Skip navigation.

HOME > Publications > Proceedings of the Japan Academy, Ser. B, Physical and Biological Sciences

Proceedings of the Japan Academy, Ser. B, Physical and Biological Sciences

Vol. 89 No.10 (2013)

  Vol. 89 No. 10 (2013)
Caption
 
Reviews
Resource use efficiency of closed plant production system with artificial light: Concept, estimation and application to plant factory
Toyoki KOZAI
Proc. Jpn. Acad., Ser. B, Vol. 89, 447-461 (2013) [abstract] [PDF]
Life course health care and preemptive approach to non-communicable diseases
Hiroo IMURA
Proc. Jpn. Acad., Ser. B, Vol. 89, 462-473 (2013) [abstract] [PDF]
Cover Illustration
Plant factory: Closed plant production system with artificial light

  There are about 150 plant factories (PF) or closed plant production system with artificial light (CPPS) in Japan as of October 2013 and its number has been increasing since 2009. The PFs are mainly used for commercial production of leaf vegetables with no use of pesticides. Photo A is the inside view of a PF (floor area of culture room being 338 m2, 10 tiers and 9 rows) built in Kashiwa-no-ha Campus of Chiba University. Production capacity is about 3,000 leaf lettuce heads per day or over 3,000 heads/m2 (floor area) per year. Leaf lettuce seedlings raised in the PF with 4 unfolded leaves (Photo B, 25 days after seeding) are grown to harvestable size (Photo C, ca. 75 gram per head) 10 days after transplanting, resulting in around 35 crops per year on the culture panel. The lettuce heads each in a sealed plastic bag are sold at a supermarket 500 m apart from the PF (local production for local consumption). While, when grown in the open fields of a temperate climate region, it takes around 40-50 days from transplanting to harvesting with 2-3 crops per year, resulting in annual production of 50-60 heads (ca. 200 gram each)/m2 (land area) per year. Recently, researches on environmental and nutritional control for reducing potassium content and/or enriching Vitamin C, sugar content and other functional components in leaves have been conducted extensively. Dr. Kozai and his colleague, as reviewed in this issue (pp. 447-461), analyzed the energy and mass balance of CPPS and provided the methods of improving resource use efficiencies in terms of electric and light energy, H2O, CO2 and inorganic fertilizer, which are essential resources for growing plants in the CPPS. (Photos A-C: by courtesy of Mr. Shigeharu Shimamura, Mirai, Inc.)

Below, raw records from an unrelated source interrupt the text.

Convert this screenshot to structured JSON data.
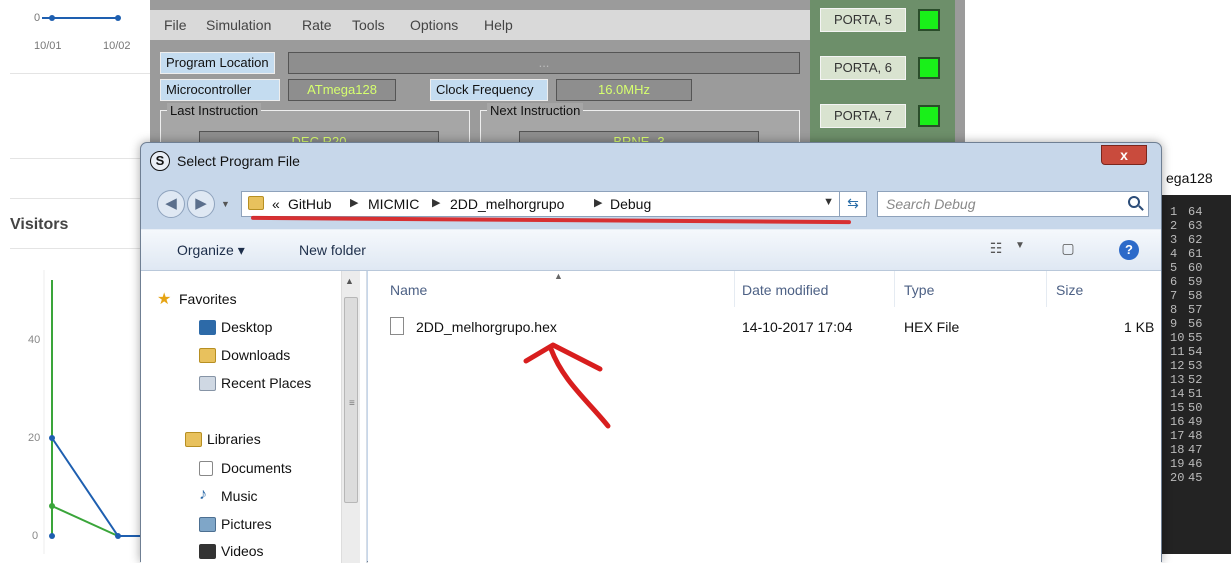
{
  "web_panel": {
    "mini_chart_dates": [
      "10/01",
      "10/02"
    ],
    "mini_chart_y": "0",
    "visitors_title": "Visitors",
    "axis_ticks": [
      "40",
      "20",
      "0"
    ]
  },
  "simulator": {
    "menu": [
      "File",
      "Simulation",
      "Rate",
      "Tools",
      "Options",
      "Help"
    ],
    "program_location_label": "Program Location",
    "program_location_value": "...",
    "microcontroller_label": "Microcontroller",
    "microcontroller_value": "ATmega128",
    "clock_label": "Clock Frequency",
    "clock_value": "16.0MHz",
    "last_instruction_label": "Last Instruction",
    "last_instruction_value": "DEC R20",
    "next_instruction_label": "Next Instruction",
    "next_instruction_value": "BRNE -3",
    "ports": [
      "PORTA, 5",
      "PORTA, 6",
      "PORTA, 7"
    ],
    "led_color": "#19f019"
  },
  "right_panel": {
    "title": "ega128",
    "pins": [
      [
        "1",
        "64"
      ],
      [
        "2",
        "63"
      ],
      [
        "3",
        "62"
      ],
      [
        "4",
        "61"
      ],
      [
        "5",
        "60"
      ],
      [
        "6",
        "59"
      ],
      [
        "7",
        "58"
      ],
      [
        "8",
        "57"
      ],
      [
        "9",
        "56"
      ],
      [
        "10",
        "55"
      ],
      [
        "11",
        "54"
      ],
      [
        "12",
        "53"
      ],
      [
        "13",
        "52"
      ],
      [
        "14",
        "51"
      ],
      [
        "15",
        "50"
      ],
      [
        "16",
        "49"
      ],
      [
        "17",
        "48"
      ],
      [
        "18",
        "47"
      ],
      [
        "19",
        "46"
      ],
      [
        "20",
        "45"
      ]
    ]
  },
  "dialog": {
    "title": "Select Program File",
    "close_label": "x",
    "breadcrumb_prefix": "«",
    "breadcrumb": [
      "GitHub",
      "MICMIC",
      "2DD_melhorgrupo",
      "Debug"
    ],
    "search_placeholder": "Search Debug",
    "toolbar": {
      "organize": "Organize ▾",
      "new_folder": "New folder"
    },
    "favorites_header": "Favorites",
    "favorites": [
      "Desktop",
      "Downloads",
      "Recent Places"
    ],
    "libraries_header": "Libraries",
    "libraries": [
      "Documents",
      "Music",
      "Pictures",
      "Videos"
    ],
    "columns": [
      "Name",
      "Date modified",
      "Type",
      "Size"
    ],
    "files": [
      {
        "name": "2DD_melhorgrupo.hex",
        "date": "14-10-2017 17:04",
        "type": "HEX File",
        "size": "1 KB"
      }
    ],
    "annotation_color": "#d81e1e"
  }
}
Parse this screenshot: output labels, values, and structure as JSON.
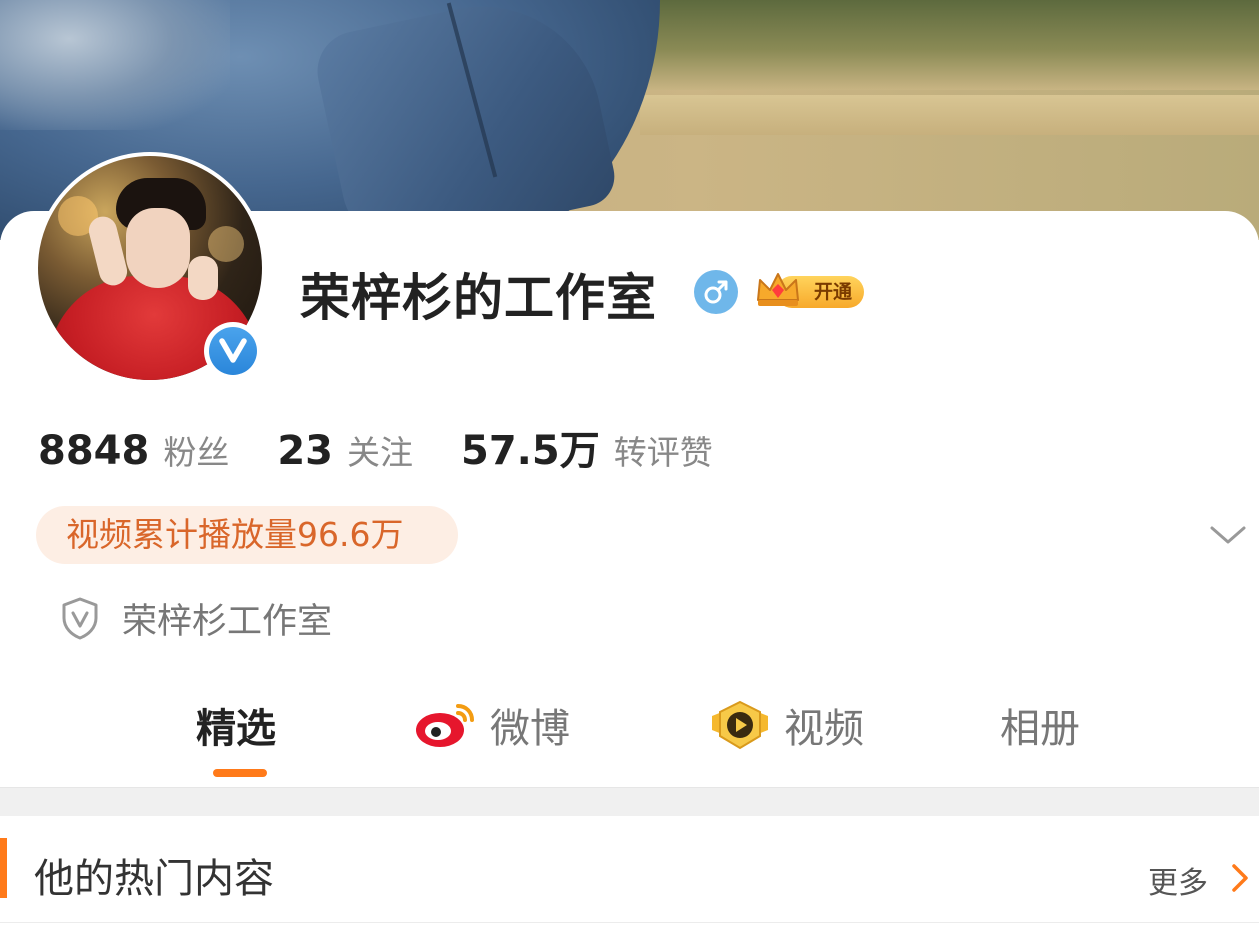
{
  "profile": {
    "name": "荣梓杉的工作室",
    "gender_symbol": "♂",
    "vip_label": "开通"
  },
  "stats": [
    {
      "value": "8848",
      "label": "粉丝"
    },
    {
      "value": "23",
      "label": "关注"
    },
    {
      "value": "57.5万",
      "label": "转评赞"
    }
  ],
  "video_play_total": "视频累计播放量96.6万",
  "verification": {
    "text": "荣梓杉工作室"
  },
  "tabs": [
    {
      "label": "精选",
      "active": true
    },
    {
      "label": "微博",
      "active": false
    },
    {
      "label": "视频",
      "active": false
    },
    {
      "label": "相册",
      "active": false
    }
  ],
  "section": {
    "title": "他的热门内容",
    "more_label": "更多"
  },
  "colors": {
    "accent": "#ff7a1a",
    "verified_blue": "#2a86da",
    "gender_blue": "#6fb7ea",
    "play_text": "#d9662a",
    "play_bg": "#fdeee4"
  },
  "icons": {
    "verified": "verified-v-icon",
    "gender": "male-icon",
    "vip": "crown-icon",
    "expand": "chevron-down-icon",
    "shield": "shield-v-icon",
    "weibo": "weibo-logo-icon",
    "video": "video-play-badge-icon",
    "more": "chevron-right-icon"
  }
}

Toru Maruo
Professor of Chiba University, Japan

↑Go to TOP